### [Exercise aim]
Out of the lines below, please list those that hold the string "Tugas".

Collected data
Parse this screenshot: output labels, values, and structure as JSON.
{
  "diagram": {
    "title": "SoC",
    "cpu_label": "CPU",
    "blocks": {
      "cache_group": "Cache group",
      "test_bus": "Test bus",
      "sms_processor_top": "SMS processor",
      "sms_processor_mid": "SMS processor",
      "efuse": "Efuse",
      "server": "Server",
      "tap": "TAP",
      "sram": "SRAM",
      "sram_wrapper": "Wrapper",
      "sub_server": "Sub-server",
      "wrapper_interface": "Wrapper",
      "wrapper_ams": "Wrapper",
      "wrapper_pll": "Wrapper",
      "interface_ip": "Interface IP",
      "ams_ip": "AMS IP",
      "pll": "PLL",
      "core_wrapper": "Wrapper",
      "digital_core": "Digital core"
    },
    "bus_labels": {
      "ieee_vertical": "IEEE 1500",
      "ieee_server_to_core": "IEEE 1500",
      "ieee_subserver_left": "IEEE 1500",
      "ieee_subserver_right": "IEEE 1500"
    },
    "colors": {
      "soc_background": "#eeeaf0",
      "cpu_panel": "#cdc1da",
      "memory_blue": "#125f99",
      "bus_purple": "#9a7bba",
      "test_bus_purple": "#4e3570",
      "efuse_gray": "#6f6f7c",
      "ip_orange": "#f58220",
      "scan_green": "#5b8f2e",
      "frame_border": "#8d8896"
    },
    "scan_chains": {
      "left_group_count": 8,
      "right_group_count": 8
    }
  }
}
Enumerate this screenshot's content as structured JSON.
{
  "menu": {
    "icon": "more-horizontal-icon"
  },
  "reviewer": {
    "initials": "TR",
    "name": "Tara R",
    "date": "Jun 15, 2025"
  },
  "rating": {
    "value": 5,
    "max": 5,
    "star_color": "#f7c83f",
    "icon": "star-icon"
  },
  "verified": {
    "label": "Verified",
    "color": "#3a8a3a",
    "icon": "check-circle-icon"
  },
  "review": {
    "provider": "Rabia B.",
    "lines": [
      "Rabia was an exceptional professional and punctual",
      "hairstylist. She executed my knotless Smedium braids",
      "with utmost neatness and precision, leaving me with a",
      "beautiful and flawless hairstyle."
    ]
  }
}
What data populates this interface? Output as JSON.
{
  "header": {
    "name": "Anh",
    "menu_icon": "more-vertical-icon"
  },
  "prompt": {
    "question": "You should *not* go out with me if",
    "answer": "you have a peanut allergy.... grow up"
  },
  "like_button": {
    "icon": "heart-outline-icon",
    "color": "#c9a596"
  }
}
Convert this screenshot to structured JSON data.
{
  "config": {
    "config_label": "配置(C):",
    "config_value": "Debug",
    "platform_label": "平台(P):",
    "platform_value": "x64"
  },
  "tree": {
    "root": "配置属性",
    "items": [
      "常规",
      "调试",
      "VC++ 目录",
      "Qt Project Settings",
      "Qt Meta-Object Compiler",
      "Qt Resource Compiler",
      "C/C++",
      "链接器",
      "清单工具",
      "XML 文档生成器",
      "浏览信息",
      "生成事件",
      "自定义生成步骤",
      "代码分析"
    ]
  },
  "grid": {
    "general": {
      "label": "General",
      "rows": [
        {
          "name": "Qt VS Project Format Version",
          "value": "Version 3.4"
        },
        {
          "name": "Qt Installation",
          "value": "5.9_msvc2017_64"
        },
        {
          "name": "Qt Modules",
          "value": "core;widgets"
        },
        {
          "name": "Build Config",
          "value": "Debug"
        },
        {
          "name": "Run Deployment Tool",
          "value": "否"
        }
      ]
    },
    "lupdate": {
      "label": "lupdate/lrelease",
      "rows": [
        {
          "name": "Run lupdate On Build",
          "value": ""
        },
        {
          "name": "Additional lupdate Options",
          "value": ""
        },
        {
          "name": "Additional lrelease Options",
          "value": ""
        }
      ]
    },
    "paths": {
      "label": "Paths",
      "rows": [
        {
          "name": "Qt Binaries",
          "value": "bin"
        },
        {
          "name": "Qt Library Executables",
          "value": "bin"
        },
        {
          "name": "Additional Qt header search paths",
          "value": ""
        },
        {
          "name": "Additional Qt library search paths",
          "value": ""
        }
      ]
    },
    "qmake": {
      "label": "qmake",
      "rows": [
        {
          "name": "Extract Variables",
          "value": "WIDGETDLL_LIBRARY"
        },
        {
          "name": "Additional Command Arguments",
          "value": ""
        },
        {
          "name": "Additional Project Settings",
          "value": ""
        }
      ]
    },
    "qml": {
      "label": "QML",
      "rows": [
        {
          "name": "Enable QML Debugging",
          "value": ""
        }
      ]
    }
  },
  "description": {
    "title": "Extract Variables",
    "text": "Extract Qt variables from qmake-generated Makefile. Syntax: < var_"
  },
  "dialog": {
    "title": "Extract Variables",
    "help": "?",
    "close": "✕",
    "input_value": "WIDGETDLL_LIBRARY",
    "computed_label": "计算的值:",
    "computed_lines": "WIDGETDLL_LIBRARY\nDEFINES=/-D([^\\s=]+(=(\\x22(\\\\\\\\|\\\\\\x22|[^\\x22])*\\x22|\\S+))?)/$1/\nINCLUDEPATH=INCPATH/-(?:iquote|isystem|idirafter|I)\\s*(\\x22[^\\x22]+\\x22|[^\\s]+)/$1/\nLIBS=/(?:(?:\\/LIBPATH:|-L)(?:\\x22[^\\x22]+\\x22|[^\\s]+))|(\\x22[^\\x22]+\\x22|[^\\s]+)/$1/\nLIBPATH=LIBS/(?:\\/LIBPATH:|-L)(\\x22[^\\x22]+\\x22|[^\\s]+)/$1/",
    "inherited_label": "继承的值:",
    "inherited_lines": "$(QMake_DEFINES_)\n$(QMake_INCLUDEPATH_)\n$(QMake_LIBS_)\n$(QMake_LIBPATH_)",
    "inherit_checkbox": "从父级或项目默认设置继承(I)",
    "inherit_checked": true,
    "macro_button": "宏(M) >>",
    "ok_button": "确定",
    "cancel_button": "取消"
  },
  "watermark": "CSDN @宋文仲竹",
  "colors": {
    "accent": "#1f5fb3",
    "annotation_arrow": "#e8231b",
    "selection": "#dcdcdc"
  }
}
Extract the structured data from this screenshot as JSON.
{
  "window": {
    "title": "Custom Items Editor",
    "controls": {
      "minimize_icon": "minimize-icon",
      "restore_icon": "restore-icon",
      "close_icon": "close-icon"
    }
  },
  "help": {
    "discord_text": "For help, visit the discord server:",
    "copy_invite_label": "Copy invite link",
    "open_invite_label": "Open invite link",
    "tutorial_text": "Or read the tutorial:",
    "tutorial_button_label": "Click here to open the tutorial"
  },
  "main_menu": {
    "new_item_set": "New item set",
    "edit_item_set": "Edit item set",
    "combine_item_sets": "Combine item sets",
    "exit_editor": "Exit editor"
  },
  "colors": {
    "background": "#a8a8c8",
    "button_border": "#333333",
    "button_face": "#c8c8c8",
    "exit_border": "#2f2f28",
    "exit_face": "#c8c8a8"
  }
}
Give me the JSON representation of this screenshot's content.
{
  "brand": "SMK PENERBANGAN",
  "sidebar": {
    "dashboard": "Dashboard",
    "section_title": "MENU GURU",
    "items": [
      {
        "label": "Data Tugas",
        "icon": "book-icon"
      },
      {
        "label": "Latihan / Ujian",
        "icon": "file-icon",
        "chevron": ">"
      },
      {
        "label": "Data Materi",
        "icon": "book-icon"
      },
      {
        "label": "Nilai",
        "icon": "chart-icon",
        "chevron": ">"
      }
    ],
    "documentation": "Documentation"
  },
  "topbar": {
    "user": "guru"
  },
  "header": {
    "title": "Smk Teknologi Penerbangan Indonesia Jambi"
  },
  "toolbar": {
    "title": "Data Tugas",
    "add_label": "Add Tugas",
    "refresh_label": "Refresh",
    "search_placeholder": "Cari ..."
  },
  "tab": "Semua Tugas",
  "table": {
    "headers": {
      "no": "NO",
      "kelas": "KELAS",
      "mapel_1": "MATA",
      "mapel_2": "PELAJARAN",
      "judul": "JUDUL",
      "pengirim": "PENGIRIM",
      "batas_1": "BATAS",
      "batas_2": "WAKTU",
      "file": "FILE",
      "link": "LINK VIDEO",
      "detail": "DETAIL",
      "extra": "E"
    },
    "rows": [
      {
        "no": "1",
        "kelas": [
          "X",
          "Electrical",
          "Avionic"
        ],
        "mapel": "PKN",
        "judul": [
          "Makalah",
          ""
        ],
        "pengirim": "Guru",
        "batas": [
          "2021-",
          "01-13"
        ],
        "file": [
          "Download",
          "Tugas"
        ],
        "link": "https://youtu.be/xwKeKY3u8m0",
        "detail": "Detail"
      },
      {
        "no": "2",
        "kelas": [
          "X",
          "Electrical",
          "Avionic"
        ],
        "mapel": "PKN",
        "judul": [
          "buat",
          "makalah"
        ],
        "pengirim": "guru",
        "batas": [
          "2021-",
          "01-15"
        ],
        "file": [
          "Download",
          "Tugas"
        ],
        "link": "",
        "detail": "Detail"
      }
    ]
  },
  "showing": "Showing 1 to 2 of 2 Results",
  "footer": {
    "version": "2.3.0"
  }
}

### [Task output]
        "label": "Data Tugas",
    "title": "Data Tugas",
    "add_label": "Add Tugas",
  "tab": "Semua Tugas",
          "Tugas"
          "Tugas"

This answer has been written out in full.